_INFORMATION GIVEN:_
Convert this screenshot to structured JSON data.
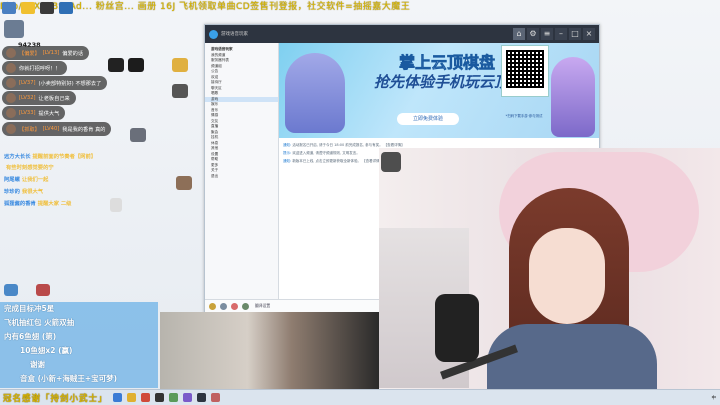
{
  "marquee": "Ebb/SFX/OBS_Ad... 粉丝宫...  画册 16J 飞机领取单曲CD签售刊登报，社交软件=抽摇嘉大魔王",
  "chat": {
    "viewer_count": "94238",
    "bubbles": [
      {
        "lv": "[LV13]",
        "name": "[偏爱]",
        "text": "偏爱的话",
        "prefix": "【偏爱】"
      },
      {
        "lv": "",
        "name": "",
        "text": "你就打招呼呀！！",
        "prefix": ""
      },
      {
        "lv": "[LV37]",
        "name": "",
        "text": "(小卖部特别好) 不想那去了",
        "prefix": ""
      },
      {
        "lv": "[LV32]",
        "name": "",
        "text": "让老板自己来",
        "prefix": ""
      },
      {
        "lv": "[LV33]",
        "name": "",
        "text": "提供大气",
        "prefix": ""
      },
      {
        "lv": "[LV40]",
        "name": "",
        "text": "我是我的香肯  真的",
        "prefix": "【抓取】"
      }
    ],
    "plain": [
      {
        "name": "远方大长长",
        "text": "提醒前面的节奏者【网前】"
      },
      {
        "name": "",
        "text": "有些时刻感觉要的宁"
      },
      {
        "name": "阿尾螺",
        "text": "让我们一起"
      },
      {
        "name": "珍珍的",
        "text": "我很大气"
      },
      {
        "name": "狐狸酱的香肯",
        "text": "提醒大家 二级"
      }
    ]
  },
  "client": {
    "title": "游戏语音玩家",
    "ad_title": "掌上云顶棋盘",
    "ad_sub": "抢先体验手机玩云顶",
    "ad_button": "立即免费体验",
    "qr_caption": "*扫码下载手游·参与测试",
    "left_rows": [
      "游戏语音玩家",
      "我的频道",
      "服务器列表",
      "频道组",
      "公告",
      "欢迎",
      "接待厅",
      "聊天区",
      "唱歌",
      "游戏",
      "娱乐",
      "音乐",
      "情感",
      "交友",
      "直播",
      "聚会",
      "挂机",
      "休息",
      "其他",
      "设置",
      "帮助",
      "更多",
      "关于",
      "退出"
    ],
    "system_lines": [
      {
        "k": "通知:",
        "t": "活动报名已开启, 请于今日 18:00 前完成报名, 参与有奖。 【查看详情】"
      },
      {
        "k": "提示:",
        "t": "欢迎进入频道, 请遵守频道规则, 文明发言。"
      },
      {
        "k": "通知:",
        "t": "新版本已上线, 点击立即更新获取全新体验。 【查看详情】"
      }
    ],
    "toolbar_label": "翻译设置"
  },
  "info": {
    "lines": [
      "完成目标冲5星",
      "飞机抽红包 火箭双抽",
      "内有6鱼翅 (第)",
      "10鱼翅x2 (赢)",
      "谢谢",
      "音盒 (小新+海贼王+宝可梦)"
    ]
  },
  "taskbar": {
    "label": "冠名感谢「持剑小武士」",
    "right": "中"
  },
  "colors": {
    "marquee": "#d9b800",
    "info_bg": "#7bb8e8",
    "titlebar": "#2d3440"
  }
}
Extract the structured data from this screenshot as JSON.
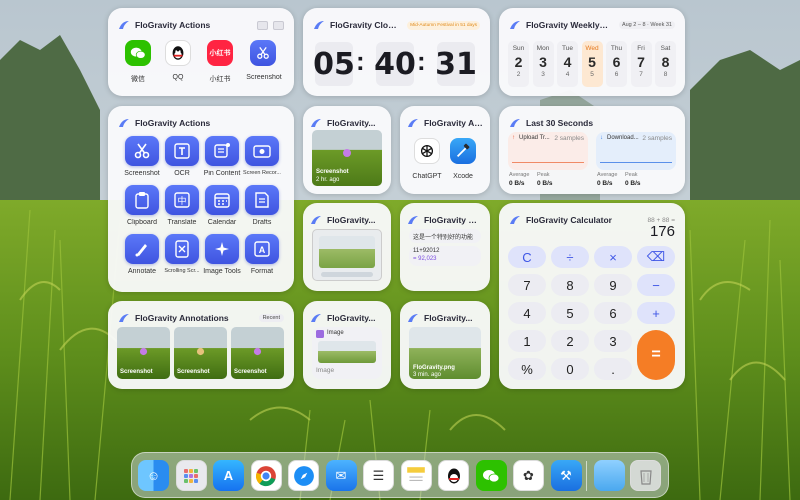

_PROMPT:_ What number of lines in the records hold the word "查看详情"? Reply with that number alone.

_SOLUTION:_ 2